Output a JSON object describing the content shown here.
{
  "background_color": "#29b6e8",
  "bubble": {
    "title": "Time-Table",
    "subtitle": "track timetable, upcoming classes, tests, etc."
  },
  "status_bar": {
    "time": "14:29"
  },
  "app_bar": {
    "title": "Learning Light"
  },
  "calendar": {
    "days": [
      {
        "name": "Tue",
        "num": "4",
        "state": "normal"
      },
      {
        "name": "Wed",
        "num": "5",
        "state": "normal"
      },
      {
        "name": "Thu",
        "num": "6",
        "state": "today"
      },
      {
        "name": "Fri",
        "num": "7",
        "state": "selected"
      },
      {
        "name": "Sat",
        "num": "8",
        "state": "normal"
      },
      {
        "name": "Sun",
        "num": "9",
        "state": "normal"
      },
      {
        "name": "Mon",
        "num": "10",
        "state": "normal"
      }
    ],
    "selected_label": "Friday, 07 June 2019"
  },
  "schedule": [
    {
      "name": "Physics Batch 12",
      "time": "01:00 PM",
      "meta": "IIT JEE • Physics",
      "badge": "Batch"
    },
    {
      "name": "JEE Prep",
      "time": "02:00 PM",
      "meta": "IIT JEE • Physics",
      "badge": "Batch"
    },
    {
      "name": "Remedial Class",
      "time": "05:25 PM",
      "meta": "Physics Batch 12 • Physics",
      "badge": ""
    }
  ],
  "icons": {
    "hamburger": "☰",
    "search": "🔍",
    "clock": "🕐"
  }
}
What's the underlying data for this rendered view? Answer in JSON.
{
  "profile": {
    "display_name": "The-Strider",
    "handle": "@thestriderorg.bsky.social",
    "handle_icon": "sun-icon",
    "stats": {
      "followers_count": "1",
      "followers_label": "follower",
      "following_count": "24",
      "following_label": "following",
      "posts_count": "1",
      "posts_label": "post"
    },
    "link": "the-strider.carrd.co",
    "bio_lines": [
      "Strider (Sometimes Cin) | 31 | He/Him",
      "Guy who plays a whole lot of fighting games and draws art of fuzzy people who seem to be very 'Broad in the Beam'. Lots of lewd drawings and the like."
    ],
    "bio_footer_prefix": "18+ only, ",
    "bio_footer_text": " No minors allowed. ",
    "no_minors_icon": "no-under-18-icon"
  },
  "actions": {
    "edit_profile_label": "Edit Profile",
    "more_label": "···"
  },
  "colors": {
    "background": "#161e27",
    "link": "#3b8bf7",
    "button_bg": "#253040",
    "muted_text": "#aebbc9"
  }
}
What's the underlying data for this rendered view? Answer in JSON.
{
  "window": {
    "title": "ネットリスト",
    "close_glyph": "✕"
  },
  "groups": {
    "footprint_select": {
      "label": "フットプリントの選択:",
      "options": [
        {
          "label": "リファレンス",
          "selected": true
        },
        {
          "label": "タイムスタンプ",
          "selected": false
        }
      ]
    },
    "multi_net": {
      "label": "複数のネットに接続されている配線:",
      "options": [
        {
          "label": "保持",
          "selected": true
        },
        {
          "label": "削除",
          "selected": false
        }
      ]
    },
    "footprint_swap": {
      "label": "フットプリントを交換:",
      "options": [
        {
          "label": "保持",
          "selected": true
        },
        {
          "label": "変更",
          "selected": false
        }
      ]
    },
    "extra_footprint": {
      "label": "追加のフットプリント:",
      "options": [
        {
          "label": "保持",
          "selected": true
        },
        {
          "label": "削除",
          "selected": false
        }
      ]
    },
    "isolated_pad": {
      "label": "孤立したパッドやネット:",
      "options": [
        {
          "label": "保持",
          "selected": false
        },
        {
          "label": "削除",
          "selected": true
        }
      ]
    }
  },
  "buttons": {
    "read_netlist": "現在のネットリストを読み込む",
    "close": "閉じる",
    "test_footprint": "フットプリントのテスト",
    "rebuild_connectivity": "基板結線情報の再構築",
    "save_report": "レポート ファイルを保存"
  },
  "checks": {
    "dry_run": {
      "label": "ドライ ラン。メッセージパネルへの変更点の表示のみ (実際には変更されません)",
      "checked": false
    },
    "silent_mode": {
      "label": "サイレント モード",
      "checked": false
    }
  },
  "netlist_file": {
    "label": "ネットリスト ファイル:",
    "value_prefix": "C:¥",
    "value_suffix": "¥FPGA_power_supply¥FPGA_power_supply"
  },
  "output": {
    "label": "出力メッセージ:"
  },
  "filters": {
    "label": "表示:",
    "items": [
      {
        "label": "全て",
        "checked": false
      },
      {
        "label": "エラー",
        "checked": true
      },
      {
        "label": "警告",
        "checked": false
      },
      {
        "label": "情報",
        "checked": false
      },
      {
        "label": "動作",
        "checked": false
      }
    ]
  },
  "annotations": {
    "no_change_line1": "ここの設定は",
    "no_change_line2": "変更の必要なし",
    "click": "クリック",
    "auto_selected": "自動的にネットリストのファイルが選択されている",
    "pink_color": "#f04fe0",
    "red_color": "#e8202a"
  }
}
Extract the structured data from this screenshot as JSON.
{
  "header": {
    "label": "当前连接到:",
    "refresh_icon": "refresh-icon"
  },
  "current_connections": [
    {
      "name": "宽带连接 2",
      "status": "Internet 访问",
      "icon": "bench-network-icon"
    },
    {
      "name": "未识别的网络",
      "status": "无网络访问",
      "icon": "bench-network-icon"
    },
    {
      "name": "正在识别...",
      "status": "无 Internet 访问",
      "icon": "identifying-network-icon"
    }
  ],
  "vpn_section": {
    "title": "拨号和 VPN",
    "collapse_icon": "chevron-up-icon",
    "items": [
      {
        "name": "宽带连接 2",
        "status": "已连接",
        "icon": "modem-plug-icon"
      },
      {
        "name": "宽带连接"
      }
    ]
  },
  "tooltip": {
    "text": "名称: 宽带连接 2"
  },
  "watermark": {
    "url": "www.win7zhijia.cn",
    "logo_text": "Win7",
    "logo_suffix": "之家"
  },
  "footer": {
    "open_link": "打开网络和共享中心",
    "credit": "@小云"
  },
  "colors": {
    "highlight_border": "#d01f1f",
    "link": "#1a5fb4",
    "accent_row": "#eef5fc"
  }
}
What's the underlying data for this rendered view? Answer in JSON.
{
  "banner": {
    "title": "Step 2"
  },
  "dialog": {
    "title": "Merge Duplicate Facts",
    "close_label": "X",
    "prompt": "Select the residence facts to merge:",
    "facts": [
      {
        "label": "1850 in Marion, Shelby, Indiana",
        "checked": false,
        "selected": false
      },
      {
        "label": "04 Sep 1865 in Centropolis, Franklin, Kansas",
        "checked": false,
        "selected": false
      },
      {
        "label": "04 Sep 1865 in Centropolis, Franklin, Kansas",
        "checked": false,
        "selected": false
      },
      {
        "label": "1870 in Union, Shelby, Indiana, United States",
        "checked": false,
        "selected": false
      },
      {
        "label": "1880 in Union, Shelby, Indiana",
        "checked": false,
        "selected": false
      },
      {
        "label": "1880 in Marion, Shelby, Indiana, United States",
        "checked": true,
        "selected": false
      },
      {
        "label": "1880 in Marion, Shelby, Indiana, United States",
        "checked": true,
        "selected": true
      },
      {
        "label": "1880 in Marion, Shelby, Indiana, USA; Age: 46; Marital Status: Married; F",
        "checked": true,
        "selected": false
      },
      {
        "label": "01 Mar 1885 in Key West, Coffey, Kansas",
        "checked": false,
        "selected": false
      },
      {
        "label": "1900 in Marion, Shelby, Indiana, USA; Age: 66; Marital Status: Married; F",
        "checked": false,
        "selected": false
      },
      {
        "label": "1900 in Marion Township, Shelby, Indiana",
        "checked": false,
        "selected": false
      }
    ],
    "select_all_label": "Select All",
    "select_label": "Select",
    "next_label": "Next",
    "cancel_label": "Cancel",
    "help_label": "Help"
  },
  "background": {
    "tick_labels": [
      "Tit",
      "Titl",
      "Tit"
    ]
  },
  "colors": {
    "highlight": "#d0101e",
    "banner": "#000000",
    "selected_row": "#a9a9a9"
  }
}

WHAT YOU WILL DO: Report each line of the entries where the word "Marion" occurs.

RESPONSE AREA:
        "label": "1850 in Marion, Shelby, Indiana",
        "label": "1880 in Marion, Shelby, Indiana, United States",
        "label": "1880 in Marion, Shelby, Indiana, United States",
        "label": "1880 in Marion, Shelby, Indiana, USA; Age: 46; Marital Status: Married; F",
        "label": "1900 in Marion, Shelby, Indiana, USA; Age: 66; Marital Status: Married; F",
        "label": "1900 in Marion Township, Shelby, Indiana",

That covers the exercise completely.